RECORDED DATA Block Start

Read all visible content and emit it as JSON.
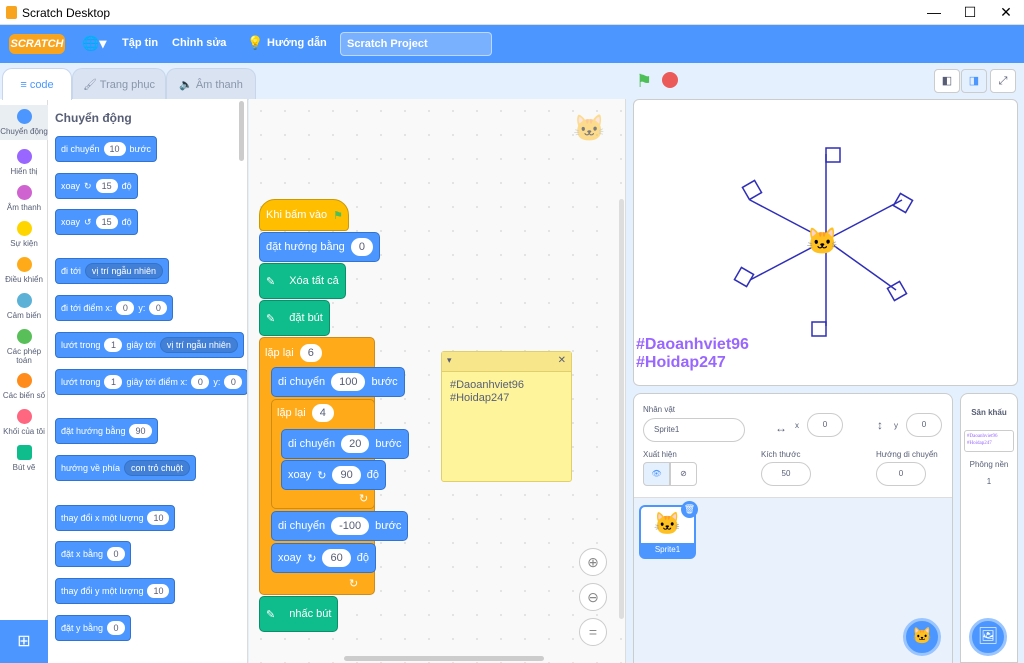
{
  "window": {
    "title": "Scratch Desktop",
    "minimize": "—",
    "maximize": "☐",
    "close": "✕"
  },
  "menu": {
    "logo": "SCRATCH",
    "file": "Tập tin",
    "edit": "Chỉnh sửa",
    "tutorials": "Hướng dẫn",
    "project_name": "Scratch Project",
    "language_icon": "globe-icon"
  },
  "tabs": {
    "code": "code",
    "costumes": "Trang phục",
    "sounds": "Âm thanh"
  },
  "categories": [
    {
      "label": "Chuyển động",
      "color": "#4c97ff"
    },
    {
      "label": "Hiển thị",
      "color": "#9966ff"
    },
    {
      "label": "Âm thanh",
      "color": "#cf63cf"
    },
    {
      "label": "Sự kiện",
      "color": "#ffd500"
    },
    {
      "label": "Điều khiển",
      "color": "#ffab19"
    },
    {
      "label": "Cảm biến",
      "color": "#5cb1d6"
    },
    {
      "label": "Các phép toán",
      "color": "#59c059"
    },
    {
      "label": "Các biến số",
      "color": "#ff8c1a"
    },
    {
      "label": "Khối của tôi",
      "color": "#ff6680"
    },
    {
      "label": "Bút vẽ",
      "color": "#0fbd8c"
    }
  ],
  "palette": {
    "heading": "Chuyển động",
    "move": "di chuyển",
    "move_val": "10",
    "move_unit": "bước",
    "turn_right": "xoay",
    "turn_right_val": "15",
    "deg": "độ",
    "turn_left": "xoay",
    "turn_left_val": "15",
    "goto": "đi tới",
    "goto_opt": "vị trí ngẫu nhiên",
    "goto_xy": "đi tới điểm x:",
    "x_val": "0",
    "y_lbl": "y:",
    "y_val": "0",
    "glide": "lướt trong",
    "glide_val": "1",
    "glide_to": "giây tới",
    "glide_opt": "vị trí ngẫu nhiên",
    "glide_xy": "giây tới điểm x:",
    "glide_y_lbl": "y:",
    "point_dir": "đặt hướng bằng",
    "point_val": "90",
    "point_towards": "hướng về phía",
    "point_opt": "con trỏ chuột",
    "change_x": "thay đổi x một lượng",
    "change_x_val": "10",
    "set_x": "đặt x bằng",
    "set_x_val": "0",
    "change_y": "thay đổi y một lượng",
    "change_y_val": "10",
    "set_y": "đặt y bằng",
    "set_y_val": "0"
  },
  "script": {
    "when_flag": "Khi bấm vào",
    "set_dir": "đặt hướng bằng",
    "set_dir_val": "0",
    "clear": "Xóa tất cả",
    "pen_down": "đặt bút",
    "repeat": "lặp lại",
    "repeat_val": "6",
    "move1": "di chuyển",
    "move1_val": "100",
    "steps": "bước",
    "repeat2": "lặp lại",
    "repeat2_val": "4",
    "move2": "di chuyển",
    "move2_val": "20",
    "turn1": "xoay",
    "turn1_val": "90",
    "deg": "độ",
    "move3": "di chuyển",
    "move3_val": "-100",
    "turn2": "xoay",
    "turn2_val": "60",
    "pen_up": "nhấc bút"
  },
  "note": {
    "line1": "#Daoanhviet96",
    "line2": "#Hoidap247"
  },
  "stage": {
    "text1": "#Daoanhviet96",
    "text2": "#Hoidap247"
  },
  "sprite_info": {
    "sprite_label": "Nhân vật",
    "sprite_name": "Sprite1",
    "x_label": "x",
    "x_val": "0",
    "y_label": "y",
    "y_val": "0",
    "show_label": "Xuất hiện",
    "size_label": "Kích thước",
    "size_val": "50",
    "dir_label": "Hướng di chuyển",
    "dir_val": "0",
    "thumb_name": "Sprite1"
  },
  "backdrop": {
    "label": "Sân khấu",
    "thumb_line1": "#Daoanhviet96",
    "thumb_line2": "#Hoidap247",
    "bg_label": "Phông nền",
    "bg_count": "1"
  },
  "colors": {
    "accent": "#4c97ff",
    "motion": "#4c97ff",
    "pen": "#0fbd8c",
    "control": "#ffab19",
    "event": "#ffbf00",
    "looks": "#9966ff"
  }
}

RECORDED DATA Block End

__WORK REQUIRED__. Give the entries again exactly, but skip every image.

__TASK RESPONSE__.
Read all visible content and emit it as JSON.
{
  "window": {
    "title": "Scratch Desktop",
    "minimize": "—",
    "maximize": "☐",
    "close": "✕"
  },
  "menu": {
    "logo": "SCRATCH",
    "file": "Tập tin",
    "edit": "Chỉnh sửa",
    "tutorials": "Hướng dẫn",
    "project_name": "Scratch Project",
    "language_icon": "globe-icon"
  },
  "tabs": {
    "code": "code",
    "costumes": "Trang phục",
    "sounds": "Âm thanh"
  },
  "categories": [
    {
      "label": "Chuyển động",
      "color": "#4c97ff"
    },
    {
      "label": "Hiển thị",
      "color": "#9966ff"
    },
    {
      "label": "Âm thanh",
      "color": "#cf63cf"
    },
    {
      "label": "Sự kiện",
      "color": "#ffd500"
    },
    {
      "label": "Điều khiển",
      "color": "#ffab19"
    },
    {
      "label": "Cảm biến",
      "color": "#5cb1d6"
    },
    {
      "label": "Các phép toán",
      "color": "#59c059"
    },
    {
      "label": "Các biến số",
      "color": "#ff8c1a"
    },
    {
      "label": "Khối của tôi",
      "color": "#ff6680"
    },
    {
      "label": "Bút vẽ",
      "color": "#0fbd8c"
    }
  ],
  "palette": {
    "heading": "Chuyển động",
    "move": "di chuyển",
    "move_val": "10",
    "move_unit": "bước",
    "turn_right": "xoay",
    "turn_right_val": "15",
    "deg": "độ",
    "turn_left": "xoay",
    "turn_left_val": "15",
    "goto": "đi tới",
    "goto_opt": "vị trí ngẫu nhiên",
    "goto_xy": "đi tới điểm x:",
    "x_val": "0",
    "y_lbl": "y:",
    "y_val": "0",
    "glide": "lướt trong",
    "glide_val": "1",
    "glide_to": "giây tới",
    "glide_opt": "vị trí ngẫu nhiên",
    "glide_xy": "giây tới điểm x:",
    "glide_y_lbl": "y:",
    "point_dir": "đặt hướng bằng",
    "point_val": "90",
    "point_towards": "hướng về phía",
    "point_opt": "con trỏ chuột",
    "change_x": "thay đổi x một lượng",
    "change_x_val": "10",
    "set_x": "đặt x bằng",
    "set_x_val": "0",
    "change_y": "thay đổi y một lượng",
    "change_y_val": "10",
    "set_y": "đặt y bằng",
    "set_y_val": "0"
  },
  "script": {
    "when_flag": "Khi bấm vào",
    "set_dir": "đặt hướng bằng",
    "set_dir_val": "0",
    "clear": "Xóa tất cả",
    "pen_down": "đặt bút",
    "repeat": "lặp lại",
    "repeat_val": "6",
    "move1": "di chuyển",
    "move1_val": "100",
    "steps": "bước",
    "repeat2": "lặp lại",
    "repeat2_val": "4",
    "move2": "di chuyển",
    "move2_val": "20",
    "turn1": "xoay",
    "turn1_val": "90",
    "deg": "độ",
    "move3": "di chuyển",
    "move3_val": "-100",
    "turn2": "xoay",
    "turn2_val": "60",
    "pen_up": "nhấc bút"
  },
  "note": {
    "line1": "#Daoanhviet96",
    "line2": "#Hoidap247"
  },
  "stage": {
    "text1": "#Daoanhviet96",
    "text2": "#Hoidap247"
  },
  "sprite_info": {
    "sprite_label": "Nhân vật",
    "sprite_name": "Sprite1",
    "x_label": "x",
    "x_val": "0",
    "y_label": "y",
    "y_val": "0",
    "show_label": "Xuất hiện",
    "size_label": "Kích thước",
    "size_val": "50",
    "dir_label": "Hướng di chuyển",
    "dir_val": "0",
    "thumb_name": "Sprite1"
  },
  "backdrop": {
    "label": "Sân khấu",
    "thumb_line1": "#Daoanhviet96",
    "thumb_line2": "#Hoidap247",
    "bg_label": "Phông nền",
    "bg_count": "1"
  },
  "colors": {
    "accent": "#4c97ff",
    "motion": "#4c97ff",
    "pen": "#0fbd8c",
    "control": "#ffab19",
    "event": "#ffbf00",
    "looks": "#9966ff"
  }
}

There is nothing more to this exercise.